What to do in Costa Rica
Costa Rica, with its beautiful beaches, vibrant culture and stunning wildlife, has long been a peaceful haven in Latin America for US tourists - but now, it seems that the rest of the world is getting
Costa Rica, with its beautiful beaches, vibrant culture and stunning wildlife, has long been a peaceful haven in Latin America for US tourists – but now, it seems that the rest of the world is getting in on the action.
Recent figures have shown that the number of US tourists is declining in favor of visitors from other regions, predominantly Central and South Americans, keen to experience the Costa Rican promise of ‘Pura Vida’ (pure life).
With the launch of a new route from Air Berlin this November, that could soon include European tourists, although visitors would do well to visit before the rush really begins – in the first three months of this year, the country has already seen a spike of 7.8 percent in arrivals.

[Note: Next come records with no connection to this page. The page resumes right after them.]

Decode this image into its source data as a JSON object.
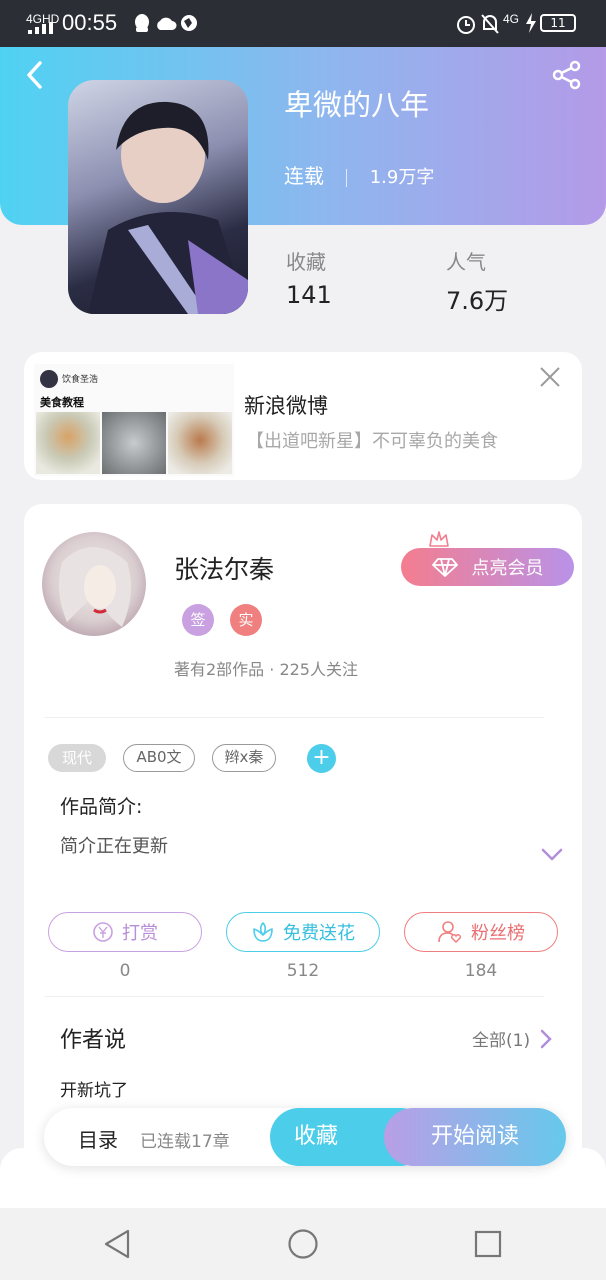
{
  "status_bar": {
    "network": "4GHD",
    "time": "00:55",
    "signal2": "4G",
    "battery": "11"
  },
  "book": {
    "title": "卑微的八年",
    "status": "连载",
    "word_count": "1.9万字",
    "collect_label": "收藏",
    "collect_value": "141",
    "popularity_label": "人气",
    "popularity_value": "7.6万"
  },
  "ad": {
    "thumb_author": "饮食圣浩",
    "thumb_title": "美食教程",
    "source": "新浪微博",
    "text": "【出道吧新星】不可辜负的美食"
  },
  "author": {
    "name": "张法尔秦",
    "badge_sign": "签",
    "badge_real": "实",
    "vip_button": "点亮会员",
    "summary": "著有2部作品 · 225人关注"
  },
  "tags": [
    "现代",
    "AB0文",
    "辫x秦"
  ],
  "intro": {
    "heading": "作品简介:",
    "text": "简介正在更新"
  },
  "actions": {
    "reward_label": "打赏",
    "reward_count": "0",
    "flower_label": "免费送花",
    "flower_count": "512",
    "fans_label": "粉丝榜",
    "fans_count": "184"
  },
  "author_says": {
    "heading": "作者说",
    "all_label": "全部(1)",
    "content": "开新坑了"
  },
  "bottom_bar": {
    "catalog_label": "目录",
    "chapters": "已连载17章",
    "collect_button": "收藏",
    "read_button": "开始阅读"
  },
  "colors": {
    "hero_start": "#4fd2f2",
    "hero_end": "#b49ae8",
    "vip_start": "#f47d8f",
    "vip_end": "#b992e8",
    "cyan": "#4ccde9",
    "purple": "#c9a1e0",
    "red": "#f07f7f"
  }
}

Already lauded this year by the International Business Times and TripAdvisor, Costa Rica is a rich and thought-provoking destination – here’s a look at some of the best things to do in a country that prides itself on having ‘no artificial ingredients’:
See the wildlife. Costa Rica is one of the planet’s most biodiverse nations, offering everything from bird watching to whale-spotting thanks to terrain which is uniquely varied. The best way to do this, however, is to?
Take a canopy tour. Invented in Costa Rica in the 1990s, the idea of whizzing above the treetops on a zip line has gained popularity across the continent, but the country’s incredible forestry remains one of the best places to do it.
Raft. Costa Rica offers some of the world’s best white-water rafting, even if it is terrifying. Still, the risks are easy to forget as you bounce down the Río Reventazón, hanging on by a thread and trying desperately not to miss the incredible jungle wildlife.
See Liberia. Costa Rica’s capital San José isn’t for everybody, but Liberia offers a far more charming base from which to explore the country and an increasing number of international flights to get there.
See the Pacific and the Atlantic – from a volcano. Thirty kilometers outside of San José, the Irazu volcano is the most active of Costa Rica’s volcanoes, but for now it makes a great day out. From the 3,432-meter high tip – accessible by car through the national park – it’s possible to see both oceans on a clear day.
Get muddy. Don’t miss a chance to splash around in the volcanic mud pits of parks like Parque Nacional Rincón de la Vieja, which sits 25 km to the north of Liberia. There are several independent spas in the region.